  3. The need to protect the environment for there will be increased pressures on corporations to avoid unnecessary business travel, which subsequently means that demand for remote participation will be increased

The development of interactive technologies bridging the experience between “watching the stage” or “watching the screen” are and will continue to be developed — and here lies the holy grail. Why would you fly thousands of miles to an event if you could enjoy a very similar experience from the comfort of your own home or office?

In markets that have the pandemic under control, governments are quick to reopen the events and travel sector in support of the economy. However brands remain cautious — nobody wants to be remembered as the brand that held the first super-spreader event.

In places like China, we are seeing live events returning — albeit with smaller capacities — and some but not all would be classed as “Hybrid”.

Time will tell of course but my belief is that live events will return as the principle medium, but it is very likely that many will become Hybrid — LIVE & VIRTUAL for all the reasons mentioned.

“Why do we need live events?” you may question. Well, we are human after all and humans are inherently social animals. That is until technology replaces us all with fully sensual avatars and we live a world akin to the Matrix movie franchise — but, I would argue that it is a science-fiction future beyond Hybrid. For now, let’s get Hybrid right first of all.


If you have written insightful articles, produced standout podcasts or filmed high quality content on travel ready to be shared, we could help your work achieve far-reaching impact in the global B2B travel community.
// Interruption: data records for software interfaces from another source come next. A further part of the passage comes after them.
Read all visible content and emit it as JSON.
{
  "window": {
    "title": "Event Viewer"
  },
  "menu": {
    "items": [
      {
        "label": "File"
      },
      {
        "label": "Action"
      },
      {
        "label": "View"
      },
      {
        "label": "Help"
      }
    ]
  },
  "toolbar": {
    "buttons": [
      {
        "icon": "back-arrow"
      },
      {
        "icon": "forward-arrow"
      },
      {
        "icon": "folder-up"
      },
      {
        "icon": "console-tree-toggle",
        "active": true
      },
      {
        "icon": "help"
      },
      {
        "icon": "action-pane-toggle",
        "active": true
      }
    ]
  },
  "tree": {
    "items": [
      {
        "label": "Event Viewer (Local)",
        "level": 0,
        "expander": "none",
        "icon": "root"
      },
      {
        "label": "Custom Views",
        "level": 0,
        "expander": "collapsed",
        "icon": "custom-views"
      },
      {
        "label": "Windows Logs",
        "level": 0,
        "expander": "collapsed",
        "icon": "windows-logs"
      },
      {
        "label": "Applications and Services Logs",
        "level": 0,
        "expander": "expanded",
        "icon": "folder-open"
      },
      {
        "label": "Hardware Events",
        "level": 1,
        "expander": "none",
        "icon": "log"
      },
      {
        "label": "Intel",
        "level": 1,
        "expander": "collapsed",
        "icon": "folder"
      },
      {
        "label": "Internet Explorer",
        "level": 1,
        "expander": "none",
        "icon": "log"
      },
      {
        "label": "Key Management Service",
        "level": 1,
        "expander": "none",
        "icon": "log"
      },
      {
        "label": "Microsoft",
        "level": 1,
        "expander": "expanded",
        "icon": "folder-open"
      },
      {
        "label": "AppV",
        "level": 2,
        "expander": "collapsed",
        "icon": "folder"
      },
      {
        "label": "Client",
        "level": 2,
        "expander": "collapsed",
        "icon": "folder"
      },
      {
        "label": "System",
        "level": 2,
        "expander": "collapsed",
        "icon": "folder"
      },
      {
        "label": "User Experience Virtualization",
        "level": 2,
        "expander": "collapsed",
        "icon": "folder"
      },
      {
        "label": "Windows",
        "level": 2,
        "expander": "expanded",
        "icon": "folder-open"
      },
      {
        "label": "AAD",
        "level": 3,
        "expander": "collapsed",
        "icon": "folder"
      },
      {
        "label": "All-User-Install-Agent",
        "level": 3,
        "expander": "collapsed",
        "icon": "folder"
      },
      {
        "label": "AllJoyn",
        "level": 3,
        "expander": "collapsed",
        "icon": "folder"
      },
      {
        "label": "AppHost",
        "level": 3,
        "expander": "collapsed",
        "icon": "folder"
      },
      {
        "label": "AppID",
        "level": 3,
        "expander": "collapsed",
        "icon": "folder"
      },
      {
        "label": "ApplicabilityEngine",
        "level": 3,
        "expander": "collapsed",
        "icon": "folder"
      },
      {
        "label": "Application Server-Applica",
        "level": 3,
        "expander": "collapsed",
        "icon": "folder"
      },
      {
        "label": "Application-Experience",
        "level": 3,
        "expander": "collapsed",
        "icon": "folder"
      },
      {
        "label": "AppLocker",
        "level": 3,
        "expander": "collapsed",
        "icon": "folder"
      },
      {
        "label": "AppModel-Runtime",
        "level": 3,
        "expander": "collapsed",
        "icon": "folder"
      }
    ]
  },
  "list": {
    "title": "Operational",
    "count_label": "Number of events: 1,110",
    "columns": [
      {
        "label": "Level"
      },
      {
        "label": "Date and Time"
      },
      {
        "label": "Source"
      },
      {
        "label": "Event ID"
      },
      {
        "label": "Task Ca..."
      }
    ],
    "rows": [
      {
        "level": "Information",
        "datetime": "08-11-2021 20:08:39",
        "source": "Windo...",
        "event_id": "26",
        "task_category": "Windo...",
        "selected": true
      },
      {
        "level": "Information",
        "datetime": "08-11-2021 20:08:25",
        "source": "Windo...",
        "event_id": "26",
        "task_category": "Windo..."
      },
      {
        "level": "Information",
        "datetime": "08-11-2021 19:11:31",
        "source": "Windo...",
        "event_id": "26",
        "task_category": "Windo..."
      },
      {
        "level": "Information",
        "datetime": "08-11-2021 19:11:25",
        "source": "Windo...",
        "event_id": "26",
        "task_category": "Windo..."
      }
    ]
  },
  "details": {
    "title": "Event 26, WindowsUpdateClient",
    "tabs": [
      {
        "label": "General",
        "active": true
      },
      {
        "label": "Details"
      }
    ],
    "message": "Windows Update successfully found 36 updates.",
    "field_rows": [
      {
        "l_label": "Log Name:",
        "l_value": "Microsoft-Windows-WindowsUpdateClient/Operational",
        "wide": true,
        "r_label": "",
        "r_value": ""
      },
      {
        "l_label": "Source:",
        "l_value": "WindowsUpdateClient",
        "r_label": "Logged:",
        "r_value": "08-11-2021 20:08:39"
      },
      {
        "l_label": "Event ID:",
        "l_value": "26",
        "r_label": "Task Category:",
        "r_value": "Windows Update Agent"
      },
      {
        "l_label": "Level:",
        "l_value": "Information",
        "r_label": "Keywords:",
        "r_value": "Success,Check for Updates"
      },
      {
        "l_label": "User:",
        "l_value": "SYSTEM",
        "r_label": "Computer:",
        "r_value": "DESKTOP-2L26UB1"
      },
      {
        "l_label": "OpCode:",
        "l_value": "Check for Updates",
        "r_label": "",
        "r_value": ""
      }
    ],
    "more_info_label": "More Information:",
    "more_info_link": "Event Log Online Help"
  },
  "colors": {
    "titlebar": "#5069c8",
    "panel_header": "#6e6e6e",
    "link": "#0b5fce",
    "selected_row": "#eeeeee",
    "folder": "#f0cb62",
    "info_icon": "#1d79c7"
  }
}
Simply submit your content using the form here and we’ll get in touch!

Related Articles

Responses